For more than 50 years, the Boston Ballet entertained audiences around the world with classical dance such as Swan Lake and the Nutcracker. As information technology advanced, the Boston Ballet deployed numerous systems to manage ticketing, payroll and personnel management in an effort to automate processes and lower costs. In spite of these efforts, the budget for the Boston Ballet rose every year leading to progressively higher ticket prices and a greater need for grants and donations. A performance of Swan Lake requires a minimum number of “swans,” soloists and principal dancers. Mikko Nissinen, the current artistic director, cannot progressively reduce the number of dancers to lower costs.

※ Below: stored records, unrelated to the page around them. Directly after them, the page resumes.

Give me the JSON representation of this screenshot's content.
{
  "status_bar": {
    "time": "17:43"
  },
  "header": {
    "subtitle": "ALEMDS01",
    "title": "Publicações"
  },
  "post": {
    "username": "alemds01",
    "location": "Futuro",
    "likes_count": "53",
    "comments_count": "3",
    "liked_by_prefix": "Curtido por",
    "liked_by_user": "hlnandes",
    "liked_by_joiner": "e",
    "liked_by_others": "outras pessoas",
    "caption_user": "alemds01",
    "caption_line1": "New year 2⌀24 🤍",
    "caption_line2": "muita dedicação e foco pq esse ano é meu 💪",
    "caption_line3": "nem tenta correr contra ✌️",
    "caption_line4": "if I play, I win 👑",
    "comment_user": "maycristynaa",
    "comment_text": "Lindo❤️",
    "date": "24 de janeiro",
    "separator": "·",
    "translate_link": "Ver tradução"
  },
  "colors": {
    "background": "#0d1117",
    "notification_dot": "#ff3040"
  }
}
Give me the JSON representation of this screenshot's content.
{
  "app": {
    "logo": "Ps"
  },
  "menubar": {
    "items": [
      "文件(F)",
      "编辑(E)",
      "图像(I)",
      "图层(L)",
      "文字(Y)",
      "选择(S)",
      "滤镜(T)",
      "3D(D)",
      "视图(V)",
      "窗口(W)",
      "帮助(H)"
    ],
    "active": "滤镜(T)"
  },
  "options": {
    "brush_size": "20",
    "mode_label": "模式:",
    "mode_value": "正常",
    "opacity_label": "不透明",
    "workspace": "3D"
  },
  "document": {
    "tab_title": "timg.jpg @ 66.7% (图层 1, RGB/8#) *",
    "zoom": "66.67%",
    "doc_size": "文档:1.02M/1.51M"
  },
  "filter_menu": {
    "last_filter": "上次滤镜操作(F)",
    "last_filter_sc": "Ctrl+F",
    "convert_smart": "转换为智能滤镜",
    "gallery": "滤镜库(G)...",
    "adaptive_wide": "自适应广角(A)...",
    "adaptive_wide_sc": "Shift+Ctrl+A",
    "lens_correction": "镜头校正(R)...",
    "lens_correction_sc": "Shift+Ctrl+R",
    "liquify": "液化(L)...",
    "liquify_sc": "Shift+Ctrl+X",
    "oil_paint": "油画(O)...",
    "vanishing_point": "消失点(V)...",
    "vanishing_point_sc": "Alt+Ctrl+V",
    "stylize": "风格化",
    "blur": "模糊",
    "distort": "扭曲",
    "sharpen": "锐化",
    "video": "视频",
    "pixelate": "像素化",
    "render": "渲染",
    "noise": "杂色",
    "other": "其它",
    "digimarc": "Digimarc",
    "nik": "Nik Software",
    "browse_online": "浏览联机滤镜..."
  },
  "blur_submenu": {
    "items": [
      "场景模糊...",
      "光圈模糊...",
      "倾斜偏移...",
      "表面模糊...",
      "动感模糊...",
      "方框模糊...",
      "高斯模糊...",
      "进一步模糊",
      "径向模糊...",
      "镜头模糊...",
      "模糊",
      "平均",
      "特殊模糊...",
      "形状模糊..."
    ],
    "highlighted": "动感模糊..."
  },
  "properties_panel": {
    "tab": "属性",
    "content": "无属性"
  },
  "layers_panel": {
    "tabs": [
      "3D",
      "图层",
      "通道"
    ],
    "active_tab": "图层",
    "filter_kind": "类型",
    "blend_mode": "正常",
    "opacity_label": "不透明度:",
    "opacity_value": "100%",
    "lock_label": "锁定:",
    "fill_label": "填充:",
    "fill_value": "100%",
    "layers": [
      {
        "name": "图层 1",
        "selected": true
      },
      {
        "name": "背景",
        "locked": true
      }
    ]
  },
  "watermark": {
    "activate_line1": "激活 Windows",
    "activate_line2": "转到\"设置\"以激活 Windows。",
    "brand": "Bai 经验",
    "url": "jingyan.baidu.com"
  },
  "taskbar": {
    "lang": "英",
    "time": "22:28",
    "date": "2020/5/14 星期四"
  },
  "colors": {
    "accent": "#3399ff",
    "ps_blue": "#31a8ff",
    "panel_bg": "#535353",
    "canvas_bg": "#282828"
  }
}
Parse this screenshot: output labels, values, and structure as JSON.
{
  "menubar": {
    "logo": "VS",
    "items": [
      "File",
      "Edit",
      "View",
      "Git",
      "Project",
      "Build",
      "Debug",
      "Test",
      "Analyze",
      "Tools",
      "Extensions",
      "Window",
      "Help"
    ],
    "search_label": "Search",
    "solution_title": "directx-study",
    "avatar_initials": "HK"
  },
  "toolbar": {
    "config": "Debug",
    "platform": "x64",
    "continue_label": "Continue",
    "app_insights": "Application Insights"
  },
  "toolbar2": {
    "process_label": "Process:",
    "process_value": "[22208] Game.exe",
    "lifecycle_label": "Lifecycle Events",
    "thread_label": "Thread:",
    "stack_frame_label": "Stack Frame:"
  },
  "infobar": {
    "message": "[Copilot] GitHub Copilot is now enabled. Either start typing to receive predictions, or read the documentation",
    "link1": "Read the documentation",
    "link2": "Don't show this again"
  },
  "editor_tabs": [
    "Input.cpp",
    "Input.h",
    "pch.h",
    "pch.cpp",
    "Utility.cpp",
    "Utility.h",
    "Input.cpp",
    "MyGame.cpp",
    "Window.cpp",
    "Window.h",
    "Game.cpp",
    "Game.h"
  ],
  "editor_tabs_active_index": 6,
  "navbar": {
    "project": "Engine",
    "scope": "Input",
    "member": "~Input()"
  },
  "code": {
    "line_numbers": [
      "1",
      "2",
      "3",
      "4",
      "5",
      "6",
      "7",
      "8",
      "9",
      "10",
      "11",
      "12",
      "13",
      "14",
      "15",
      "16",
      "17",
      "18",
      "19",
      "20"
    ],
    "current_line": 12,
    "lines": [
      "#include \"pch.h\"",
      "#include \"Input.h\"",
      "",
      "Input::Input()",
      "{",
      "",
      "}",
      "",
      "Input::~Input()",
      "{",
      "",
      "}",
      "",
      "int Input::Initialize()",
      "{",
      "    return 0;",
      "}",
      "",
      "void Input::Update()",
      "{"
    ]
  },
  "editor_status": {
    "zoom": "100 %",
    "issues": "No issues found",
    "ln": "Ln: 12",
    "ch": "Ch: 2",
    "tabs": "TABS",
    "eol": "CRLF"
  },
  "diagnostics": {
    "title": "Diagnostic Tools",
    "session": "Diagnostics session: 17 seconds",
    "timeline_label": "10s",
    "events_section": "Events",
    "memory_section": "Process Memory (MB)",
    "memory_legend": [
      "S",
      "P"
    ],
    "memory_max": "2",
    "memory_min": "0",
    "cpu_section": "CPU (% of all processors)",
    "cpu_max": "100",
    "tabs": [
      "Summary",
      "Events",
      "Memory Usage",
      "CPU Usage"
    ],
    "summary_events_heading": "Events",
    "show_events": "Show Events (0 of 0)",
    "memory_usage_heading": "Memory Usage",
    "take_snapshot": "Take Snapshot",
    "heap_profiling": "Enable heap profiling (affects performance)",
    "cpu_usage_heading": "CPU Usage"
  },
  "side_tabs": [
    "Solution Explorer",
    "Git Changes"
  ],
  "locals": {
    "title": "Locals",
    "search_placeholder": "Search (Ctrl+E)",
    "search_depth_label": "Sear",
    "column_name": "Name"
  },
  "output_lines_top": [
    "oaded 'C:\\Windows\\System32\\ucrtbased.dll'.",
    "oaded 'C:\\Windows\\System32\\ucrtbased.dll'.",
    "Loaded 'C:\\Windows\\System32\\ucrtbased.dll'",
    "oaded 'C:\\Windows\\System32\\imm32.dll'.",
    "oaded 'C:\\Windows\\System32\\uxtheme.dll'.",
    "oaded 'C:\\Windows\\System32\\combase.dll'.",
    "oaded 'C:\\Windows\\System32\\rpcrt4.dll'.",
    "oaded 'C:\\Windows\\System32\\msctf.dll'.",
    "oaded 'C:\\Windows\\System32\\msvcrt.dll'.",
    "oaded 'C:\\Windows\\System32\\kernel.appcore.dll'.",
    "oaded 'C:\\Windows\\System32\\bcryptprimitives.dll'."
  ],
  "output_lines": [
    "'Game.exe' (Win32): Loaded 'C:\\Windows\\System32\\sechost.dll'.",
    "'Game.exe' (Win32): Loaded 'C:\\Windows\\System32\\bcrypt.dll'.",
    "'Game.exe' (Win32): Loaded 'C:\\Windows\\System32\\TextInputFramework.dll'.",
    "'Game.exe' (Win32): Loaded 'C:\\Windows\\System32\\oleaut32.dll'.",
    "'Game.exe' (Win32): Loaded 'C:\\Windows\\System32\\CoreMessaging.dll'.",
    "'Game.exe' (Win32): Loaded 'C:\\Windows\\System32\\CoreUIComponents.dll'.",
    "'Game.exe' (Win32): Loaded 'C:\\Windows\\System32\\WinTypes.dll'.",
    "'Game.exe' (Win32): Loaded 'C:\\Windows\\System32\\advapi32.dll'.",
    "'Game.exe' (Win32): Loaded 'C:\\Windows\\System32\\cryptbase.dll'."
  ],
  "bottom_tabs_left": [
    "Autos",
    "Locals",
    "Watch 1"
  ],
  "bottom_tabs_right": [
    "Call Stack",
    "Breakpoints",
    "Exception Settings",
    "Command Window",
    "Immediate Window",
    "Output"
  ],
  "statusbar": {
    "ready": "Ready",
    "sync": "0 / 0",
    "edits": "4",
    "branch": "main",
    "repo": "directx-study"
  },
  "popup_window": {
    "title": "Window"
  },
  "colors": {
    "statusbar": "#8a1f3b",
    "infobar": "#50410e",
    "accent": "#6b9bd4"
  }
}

In many ways healthcare is like Mikko’s ballet company. Although information technology can enhance care planning, assist in medication administration and reduce duplicative testing, it cannot replace the people required to deliver care services to patients. Nurses are needed to administer medications, therapists are needed to provide treatments, and physicians are needed to diagnose illnesses and provide treatment plans. On average, hospitals devote close to 70 percent of their budget to labor costs. Until robots replace humans in the delivery of patient care, selection of the proper skill mix and number of nurses remains a significant factor that determines cost in provider organizations.